What is the Polyjet process?
The Polyjet printing process is also known as Multi-Jet-Modeling (MJM) and is one of the additive printing processes. Polyjet printing works in a similar way to an inkjet printer – with the difference that instead of applying two-dimensional ink to paper, a three-dimensional object is created using liquid photopolymers in a layered construction process. In the context of rapid prototyping, the Polyjet process is popular because UV light quickly solidifies the photopolymers and thus the printed object is ready in a short time.
How does the Polyjet process work?
Before printing, special CAD software calculates along which lines the photopolymer and in which areas support structures are injected onto the worktop. The base material used for this process is UV-light-sensitive photopolymers.
Once the object to be printed has been created in the CAD program, the data is sent to the printer. Here, the print head sprays or jets the liquid starting material along the specifications with several nozzles in tiny droplets onto a movable printing plate. At each step, the liquid photopolymer is cured simultaneously with the help of UV light. The UV lamp is mounted directly on the print head. The printing plate then moves down by the thickness of the applied layer. Now the next layer of curing polymers can be applied – until the object specified in the computer is ready.
What do you have to pay attention to in the Polyjet process?
3D printing with Polyjet technology is a free-space process: support structures are required that must be digitally calculated beforehand. These support structures can then be removed manually with a water jet or by a special solution bath.

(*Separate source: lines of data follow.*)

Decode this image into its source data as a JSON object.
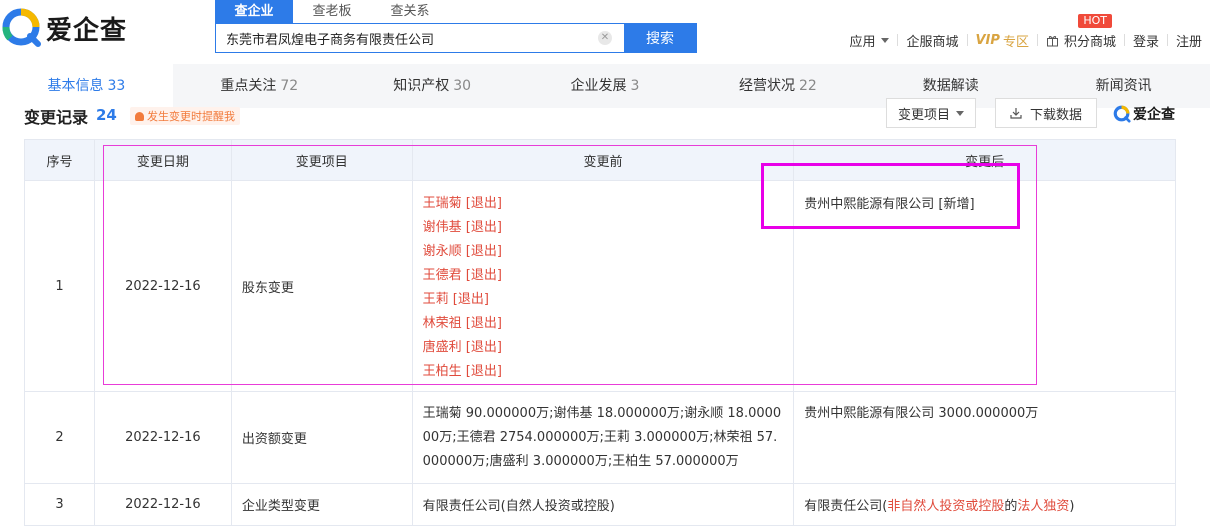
{
  "header": {
    "logo_text": "爱企查",
    "search_tabs": [
      "查企业",
      "查老板",
      "查关系"
    ],
    "search_value": "东莞市君凤煌电子商务有限责任公司",
    "search_button": "搜索",
    "nav": {
      "apps": "应用",
      "enterprise_mall": "企服商城",
      "vip_v": "VIP",
      "vip_rest": "专区",
      "points_mall": "积分商城",
      "hot_badge": "HOT",
      "login": "登录",
      "register": "注册"
    }
  },
  "tabs": [
    {
      "label": "基本信息",
      "count": "33"
    },
    {
      "label": "重点关注",
      "count": "72"
    },
    {
      "label": "知识产权",
      "count": "30"
    },
    {
      "label": "企业发展",
      "count": "3"
    },
    {
      "label": "经营状况",
      "count": "22"
    },
    {
      "label": "数据解读",
      "count": ""
    },
    {
      "label": "新闻资讯",
      "count": ""
    }
  ],
  "section": {
    "title": "变更记录",
    "count": "24",
    "remind": "发生变更时提醒我",
    "change_select": "变更项目",
    "download": "下载数据",
    "mini_logo": "爱企查"
  },
  "table": {
    "headers": [
      "序号",
      "变更日期",
      "变更项目",
      "变更前",
      "变更后"
    ],
    "rows": [
      {
        "idx": "1",
        "date": "2022-12-16",
        "item": "股东变更",
        "before": [
          "王瑞菊 [退出]",
          "谢伟基 [退出]",
          "谢永顺 [退出]",
          "王德君 [退出]",
          "王莉 [退出]",
          "林荣祖 [退出]",
          "唐盛利 [退出]",
          "王柏生 [退出]"
        ],
        "after": "贵州中熙能源有限公司 [新增]"
      },
      {
        "idx": "2",
        "date": "2022-12-16",
        "item": "出资额变更",
        "before": "王瑞菊 90.000000万;谢伟基 18.000000万;谢永顺 18.000000万;王德君 2754.000000万;王莉 3.000000万;林荣祖 57.000000万;唐盛利 3.000000万;王柏生 57.000000万",
        "after": "贵州中熙能源有限公司 3000.000000万"
      },
      {
        "idx": "3",
        "date": "2022-12-16",
        "item": "企业类型变更",
        "before": "有限责任公司(自然人投资或控股)",
        "after_prefix": "有限责任公司(",
        "after_red": "非自然人投资或控股",
        "after_mid": "的",
        "after_red2": "法人独资",
        "after_suffix": ")"
      }
    ]
  },
  "colors": {
    "accent": "#2d7be8",
    "red_text": "#e04b3c",
    "highlight": "#e800e8",
    "vip_gold": "#d9a441"
  }
}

The Polyjet process allows a mix of materials during a printing process. The UV-light-sensitive polymer is available in various colors as well as transparent. The design of multi-coloured parts is therefore no problem.